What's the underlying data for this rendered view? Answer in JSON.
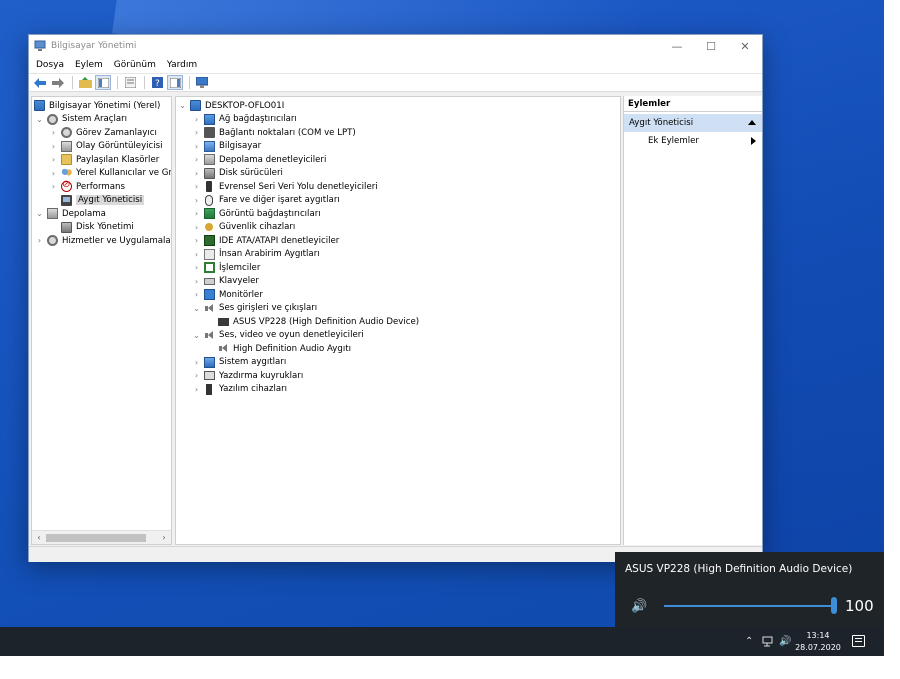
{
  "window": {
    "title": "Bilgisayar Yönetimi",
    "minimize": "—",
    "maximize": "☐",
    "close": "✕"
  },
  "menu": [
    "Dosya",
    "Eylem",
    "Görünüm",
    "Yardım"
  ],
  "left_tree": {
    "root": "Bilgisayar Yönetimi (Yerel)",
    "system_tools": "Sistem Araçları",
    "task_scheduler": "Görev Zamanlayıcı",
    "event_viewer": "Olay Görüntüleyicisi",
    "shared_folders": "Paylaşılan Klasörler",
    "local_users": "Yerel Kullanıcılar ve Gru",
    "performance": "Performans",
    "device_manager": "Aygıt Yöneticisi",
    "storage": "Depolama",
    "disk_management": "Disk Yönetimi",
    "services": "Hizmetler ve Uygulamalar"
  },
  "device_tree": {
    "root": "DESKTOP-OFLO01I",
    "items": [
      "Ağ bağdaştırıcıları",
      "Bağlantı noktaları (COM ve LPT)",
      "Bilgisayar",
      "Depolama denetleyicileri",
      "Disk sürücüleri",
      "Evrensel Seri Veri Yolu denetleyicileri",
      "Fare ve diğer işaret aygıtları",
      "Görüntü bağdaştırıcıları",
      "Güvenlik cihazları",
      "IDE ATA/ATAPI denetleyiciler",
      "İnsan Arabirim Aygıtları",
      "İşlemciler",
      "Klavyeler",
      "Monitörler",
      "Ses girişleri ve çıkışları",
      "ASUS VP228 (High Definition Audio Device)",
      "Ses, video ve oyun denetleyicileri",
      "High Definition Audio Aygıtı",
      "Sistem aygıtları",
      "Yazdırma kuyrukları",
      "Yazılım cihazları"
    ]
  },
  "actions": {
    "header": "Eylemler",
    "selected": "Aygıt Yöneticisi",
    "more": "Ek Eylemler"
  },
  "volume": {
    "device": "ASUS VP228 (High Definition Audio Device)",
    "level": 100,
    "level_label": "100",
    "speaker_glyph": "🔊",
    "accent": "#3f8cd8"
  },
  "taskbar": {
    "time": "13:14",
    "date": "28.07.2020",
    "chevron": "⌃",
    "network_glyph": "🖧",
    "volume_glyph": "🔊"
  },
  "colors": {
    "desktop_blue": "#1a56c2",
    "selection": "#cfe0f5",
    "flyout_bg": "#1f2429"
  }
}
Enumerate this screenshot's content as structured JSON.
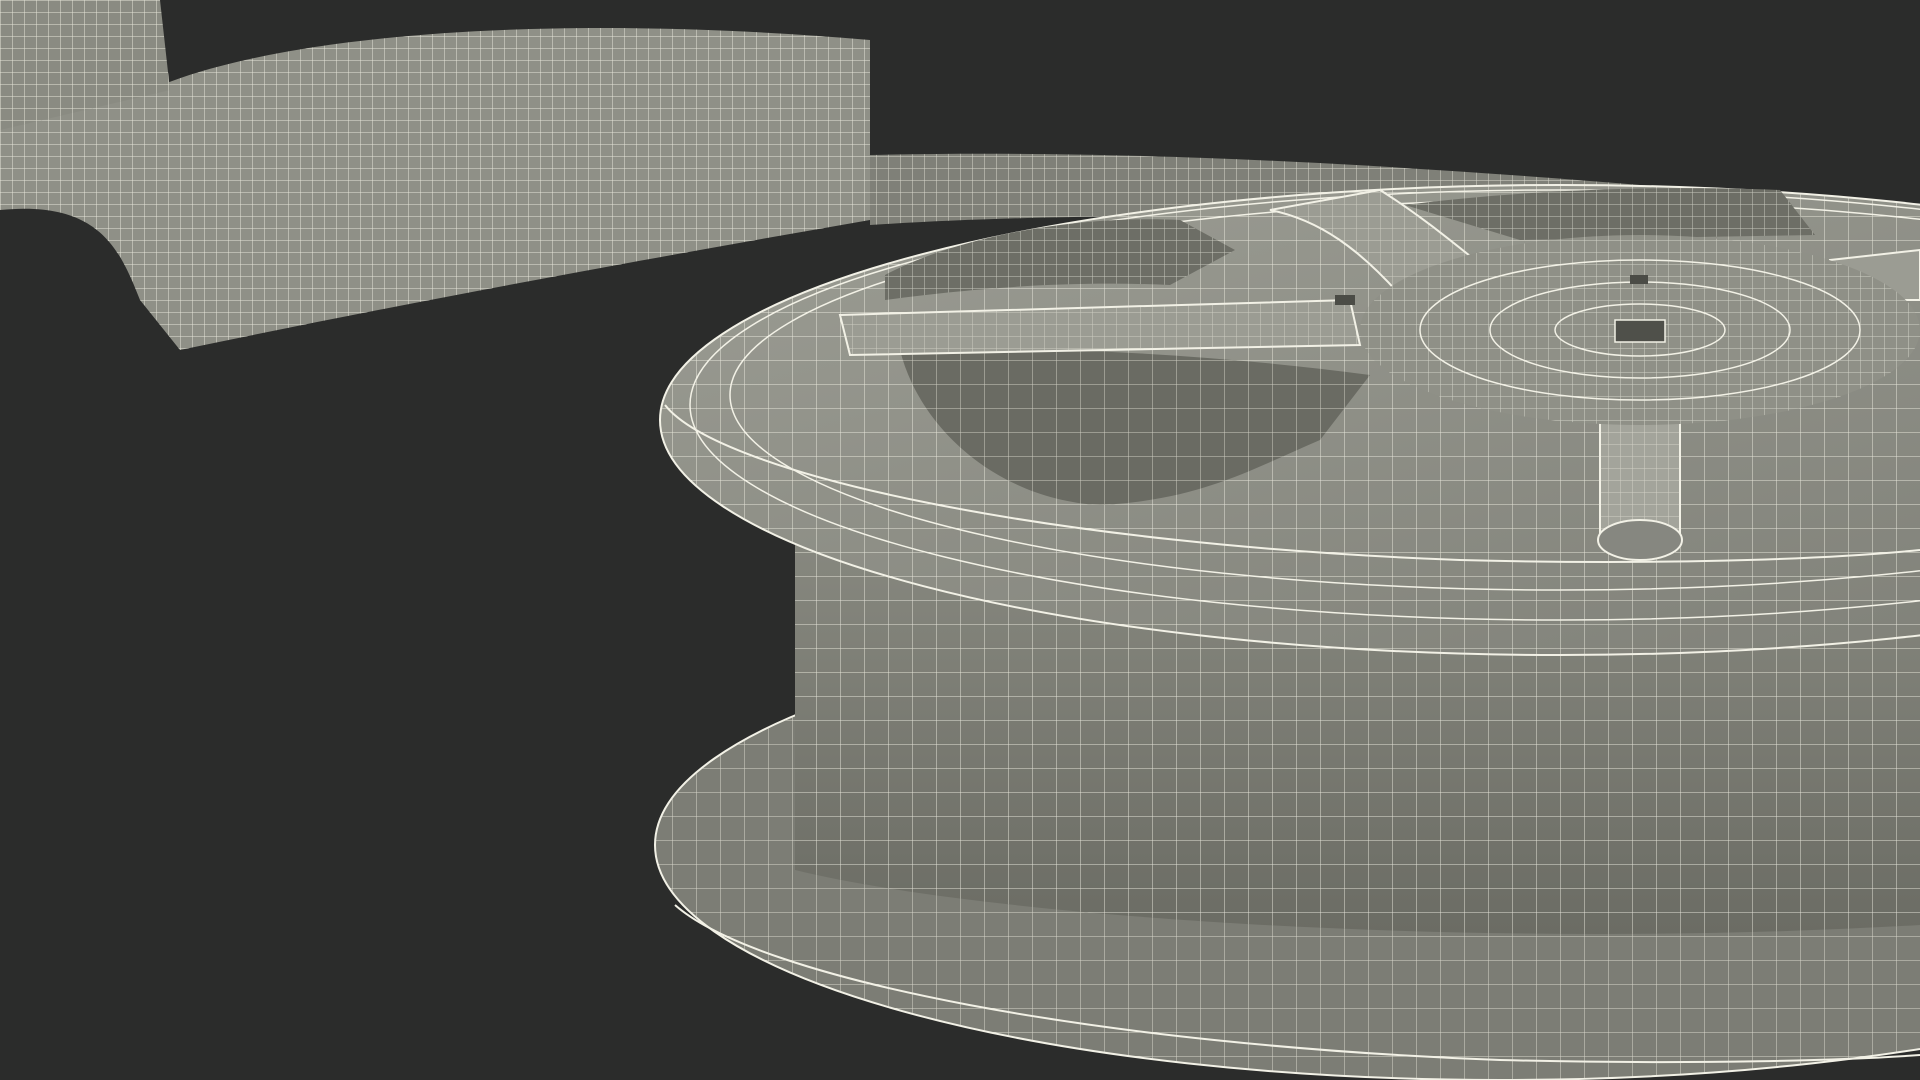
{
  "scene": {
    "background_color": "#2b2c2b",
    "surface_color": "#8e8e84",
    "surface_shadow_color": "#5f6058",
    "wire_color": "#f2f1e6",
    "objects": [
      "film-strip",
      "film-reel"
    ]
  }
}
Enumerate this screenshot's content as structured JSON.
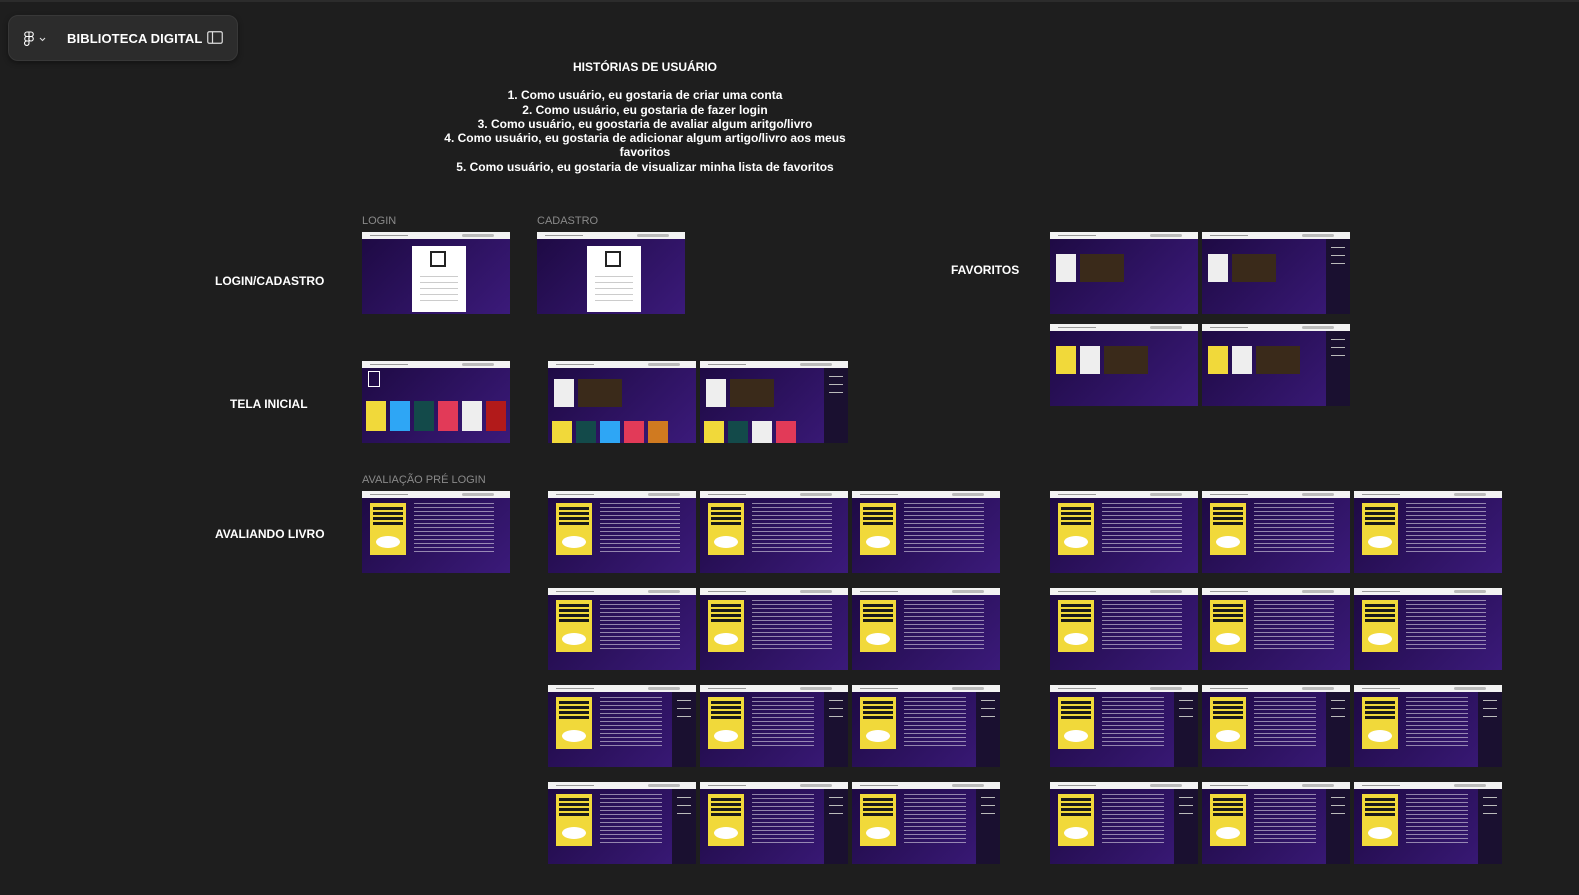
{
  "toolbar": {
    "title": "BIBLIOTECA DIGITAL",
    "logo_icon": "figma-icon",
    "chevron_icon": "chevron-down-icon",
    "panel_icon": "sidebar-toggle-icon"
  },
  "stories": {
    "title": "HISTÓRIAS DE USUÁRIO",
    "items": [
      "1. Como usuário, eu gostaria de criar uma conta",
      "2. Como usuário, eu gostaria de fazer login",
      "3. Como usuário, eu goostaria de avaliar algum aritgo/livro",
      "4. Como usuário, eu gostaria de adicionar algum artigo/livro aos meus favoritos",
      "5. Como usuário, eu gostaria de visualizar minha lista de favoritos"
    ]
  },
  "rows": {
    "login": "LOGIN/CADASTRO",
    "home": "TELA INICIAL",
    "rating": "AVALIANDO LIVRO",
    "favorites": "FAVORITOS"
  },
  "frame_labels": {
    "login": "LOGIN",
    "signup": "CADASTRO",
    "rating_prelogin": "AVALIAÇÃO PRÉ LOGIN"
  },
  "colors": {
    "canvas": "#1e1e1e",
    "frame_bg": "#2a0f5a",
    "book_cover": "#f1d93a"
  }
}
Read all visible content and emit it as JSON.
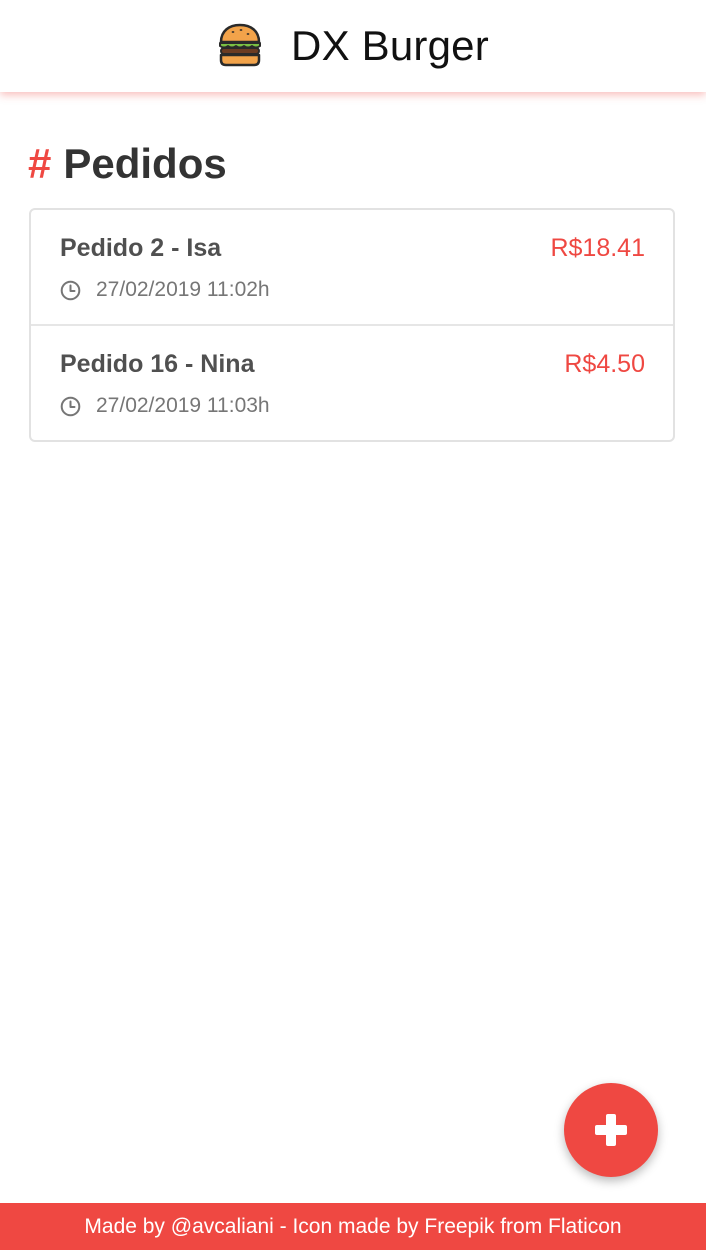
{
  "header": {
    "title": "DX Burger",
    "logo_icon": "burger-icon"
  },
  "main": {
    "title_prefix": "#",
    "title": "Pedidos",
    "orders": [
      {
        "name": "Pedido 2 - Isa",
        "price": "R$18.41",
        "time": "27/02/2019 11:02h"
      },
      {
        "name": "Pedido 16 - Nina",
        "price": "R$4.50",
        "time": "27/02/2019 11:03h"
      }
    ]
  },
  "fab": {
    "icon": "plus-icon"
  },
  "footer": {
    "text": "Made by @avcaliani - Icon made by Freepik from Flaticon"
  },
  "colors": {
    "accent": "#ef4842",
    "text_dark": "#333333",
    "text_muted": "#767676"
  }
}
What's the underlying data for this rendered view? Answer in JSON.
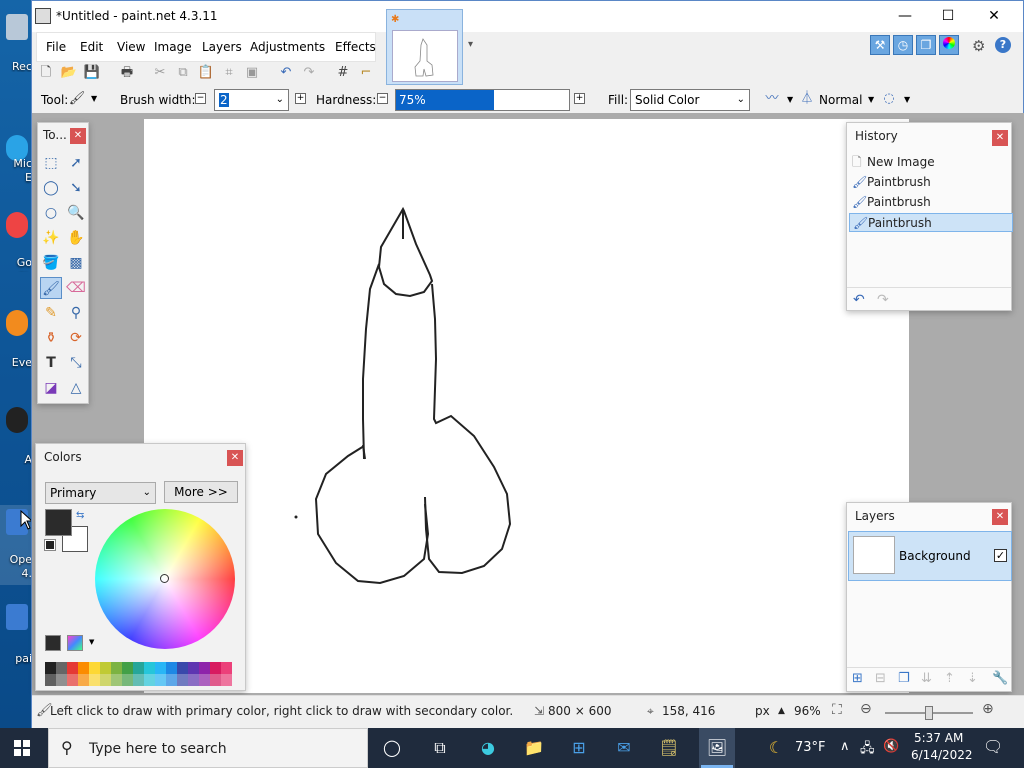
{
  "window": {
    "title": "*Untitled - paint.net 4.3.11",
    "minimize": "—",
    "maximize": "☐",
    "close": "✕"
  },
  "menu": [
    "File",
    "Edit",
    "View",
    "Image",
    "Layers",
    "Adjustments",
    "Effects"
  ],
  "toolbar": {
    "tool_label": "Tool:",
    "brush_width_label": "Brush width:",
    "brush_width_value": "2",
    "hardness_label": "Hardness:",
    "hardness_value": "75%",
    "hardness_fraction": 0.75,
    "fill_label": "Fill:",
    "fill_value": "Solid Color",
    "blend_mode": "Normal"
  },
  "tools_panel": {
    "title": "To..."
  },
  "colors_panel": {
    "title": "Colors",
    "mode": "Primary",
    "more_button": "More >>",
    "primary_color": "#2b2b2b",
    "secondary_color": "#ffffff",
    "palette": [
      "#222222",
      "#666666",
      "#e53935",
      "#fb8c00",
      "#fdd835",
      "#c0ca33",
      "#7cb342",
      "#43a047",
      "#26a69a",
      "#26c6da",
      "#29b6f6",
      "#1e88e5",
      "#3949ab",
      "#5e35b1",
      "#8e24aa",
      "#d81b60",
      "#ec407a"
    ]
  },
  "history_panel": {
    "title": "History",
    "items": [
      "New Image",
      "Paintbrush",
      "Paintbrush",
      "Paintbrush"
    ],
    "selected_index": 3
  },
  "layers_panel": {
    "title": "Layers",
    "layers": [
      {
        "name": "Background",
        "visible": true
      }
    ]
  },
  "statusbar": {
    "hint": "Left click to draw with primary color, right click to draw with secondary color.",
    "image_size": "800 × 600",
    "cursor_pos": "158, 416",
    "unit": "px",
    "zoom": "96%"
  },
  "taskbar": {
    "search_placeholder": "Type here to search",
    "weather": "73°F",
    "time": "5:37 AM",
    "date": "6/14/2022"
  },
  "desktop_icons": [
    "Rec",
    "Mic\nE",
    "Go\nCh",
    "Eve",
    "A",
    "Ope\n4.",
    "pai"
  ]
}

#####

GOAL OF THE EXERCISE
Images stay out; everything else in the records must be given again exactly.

REPLY
What's the underlying data for this rendered view? Answer in JSON.
{
  "window": {
    "title": "Bilgisayar Yönetimi",
    "minimize": "—",
    "maximize": "☐",
    "close": "✕"
  },
  "menu": [
    "Dosya",
    "Eylem",
    "Görünüm",
    "Yardım"
  ],
  "left_tree": {
    "root": "Bilgisayar Yönetimi (Yerel)",
    "system_tools": "Sistem Araçları",
    "task_scheduler": "Görev Zamanlayıcı",
    "event_viewer": "Olay Görüntüleyicisi",
    "shared_folders": "Paylaşılan Klasörler",
    "local_users": "Yerel Kullanıcılar ve Gru",
    "performance": "Performans",
    "device_manager": "Aygıt Yöneticisi",
    "storage": "Depolama",
    "disk_management": "Disk Yönetimi",
    "services": "Hizmetler ve Uygulamalar"
  },
  "device_tree": {
    "root": "DESKTOP-OFLO01I",
    "items": [
      "Ağ bağdaştırıcıları",
      "Bağlantı noktaları (COM ve LPT)",
      "Bilgisayar",
      "Depolama denetleyicileri",
      "Disk sürücüleri",
      "Evrensel Seri Veri Yolu denetleyicileri",
      "Fare ve diğer işaret aygıtları",
      "Görüntü bağdaştırıcıları",
      "Güvenlik cihazları",
      "IDE ATA/ATAPI denetleyiciler",
      "İnsan Arabirim Aygıtları",
      "İşlemciler",
      "Klavyeler",
      "Monitörler",
      "Ses girişleri ve çıkışları",
      "ASUS VP228 (High Definition Audio Device)",
      "Ses, video ve oyun denetleyicileri",
      "High Definition Audio Aygıtı",
      "Sistem aygıtları",
      "Yazdırma kuyrukları",
      "Yazılım cihazları"
    ]
  },
  "actions": {
    "header": "Eylemler",
    "selected": "Aygıt Yöneticisi",
    "more": "Ek Eylemler"
  },
  "volume": {
    "device": "ASUS VP228 (High Definition Audio Device)",
    "level": 100,
    "level_label": "100",
    "speaker_glyph": "🔊",
    "accent": "#3f8cd8"
  },
  "taskbar": {
    "time": "13:14",
    "date": "28.07.2020",
    "chevron": "⌃",
    "network_glyph": "🖧",
    "volume_glyph": "🔊"
  },
  "colors": {
    "desktop_blue": "#1a56c2",
    "selection": "#cfe0f5",
    "flyout_bg": "#1f2429"
  }
}
Enumerate this screenshot's content as structured JSON.
{
  "scene": {
    "background_color": "#2b2c2b",
    "surface_color": "#8e8e84",
    "surface_shadow_color": "#5f6058",
    "wire_color": "#f2f1e6",
    "objects": [
      "film-strip",
      "film-reel"
    ]
  }
}
Enumerate this screenshot's content as structured JSON.
{
  "toolbar": {
    "title": "BIBLIOTECA DIGITAL",
    "logo_icon": "figma-icon",
    "chevron_icon": "chevron-down-icon",
    "panel_icon": "sidebar-toggle-icon"
  },
  "stories": {
    "title": "HISTÓRIAS DE USUÁRIO",
    "items": [
      "1. Como usuário, eu gostaria de criar uma conta",
      "2. Como usuário, eu gostaria de fazer login",
      "3. Como usuário, eu goostaria de avaliar algum aritgo/livro",
      "4. Como usuário, eu gostaria de adicionar algum artigo/livro aos meus favoritos",
      "5. Como usuário, eu gostaria de visualizar minha lista de favoritos"
    ]
  },
  "rows": {
    "login": "LOGIN/CADASTRO",
    "home": "TELA INICIAL",
    "rating": "AVALIANDO LIVRO",
    "favorites": "FAVORITOS"
  },
  "frame_labels": {
    "login": "LOGIN",
    "signup": "CADASTRO",
    "rating_prelogin": "AVALIAÇÃO PRÉ LOGIN"
  },
  "colors": {
    "canvas": "#1e1e1e",
    "frame_bg": "#2a0f5a",
    "book_cover": "#f1d93a"
  }
}
Read all visible content and emit it as JSON.
{
  "header": {
    "title": "DX Burger",
    "logo_icon": "burger-icon"
  },
  "main": {
    "title_prefix": "#",
    "title": "Pedidos",
    "orders": [
      {
        "name": "Pedido 2 - Isa",
        "price": "R$18.41",
        "time": "27/02/2019 11:02h"
      },
      {
        "name": "Pedido 16 - Nina",
        "price": "R$4.50",
        "time": "27/02/2019 11:03h"
      }
    ]
  },
  "fab": {
    "icon": "plus-icon"
  },
  "footer": {
    "text": "Made by @avcaliani - Icon made by Freepik from Flaticon"
  },
  "colors": {
    "accent": "#ef4842",
    "text_dark": "#333333",
    "text_muted": "#767676"
  }
}
What's the underlying data for this rendered view? Answer in JSON.
{
  "window": {
    "title": "*Untitled - paint.net 4.3.11",
    "minimize": "—",
    "maximize": "☐",
    "close": "✕"
  },
  "menu": [
    "File",
    "Edit",
    "View",
    "Image",
    "Layers",
    "Adjustments",
    "Effects"
  ],
  "toolbar": {
    "tool_label": "Tool:",
    "brush_width_label": "Brush width:",
    "brush_width_value": "2",
    "hardness_label": "Hardness:",
    "hardness_value": "75%",
    "hardness_fraction": 0.75,
    "fill_label": "Fill:",
    "fill_value": "Solid Color",
    "blend_mode": "Normal"
  },
  "tools_panel": {
    "title": "To..."
  },
  "colors_panel": {
    "title": "Colors",
    "mode": "Primary",
    "more_button": "More >>",
    "primary_color": "#2b2b2b",
    "secondary_color": "#ffffff",
    "palette": [
      "#222222",
      "#666666",
      "#e53935",
      "#fb8c00",
      "#fdd835",
      "#c0ca33",
      "#7cb342",
      "#43a047",
      "#26a69a",
      "#26c6da",
      "#29b6f6",
      "#1e88e5",
      "#3949ab",
      "#5e35b1",
      "#8e24aa",
      "#d81b60",
      "#ec407a"
    ]
  },
  "history_panel": {
    "title": "History",
    "items": [
      "New Image",
      "Paintbrush",
      "Paintbrush",
      "Paintbrush"
    ],
    "selected_index": 3
  },
  "layers_panel": {
    "title": "Layers",
    "layers": [
      {
        "name": "Background",
        "visible": true
      }
    ]
  },
  "statusbar": {
    "hint": "Left click to draw with primary color, right click to draw with secondary color.",
    "image_size": "800 × 600",
    "cursor_pos": "158, 416",
    "unit": "px",
    "zoom": "96%"
  },
  "taskbar": {
    "search_placeholder": "Type here to search",
    "weather": "73°F",
    "time": "5:37 AM",
    "date": "6/14/2022"
  },
  "desktop_icons": [
    "Rec",
    "Mic\nE",
    "Go\nCh",
    "Eve",
    "A",
    "Ope\n4.",
    "pai"
  ]
}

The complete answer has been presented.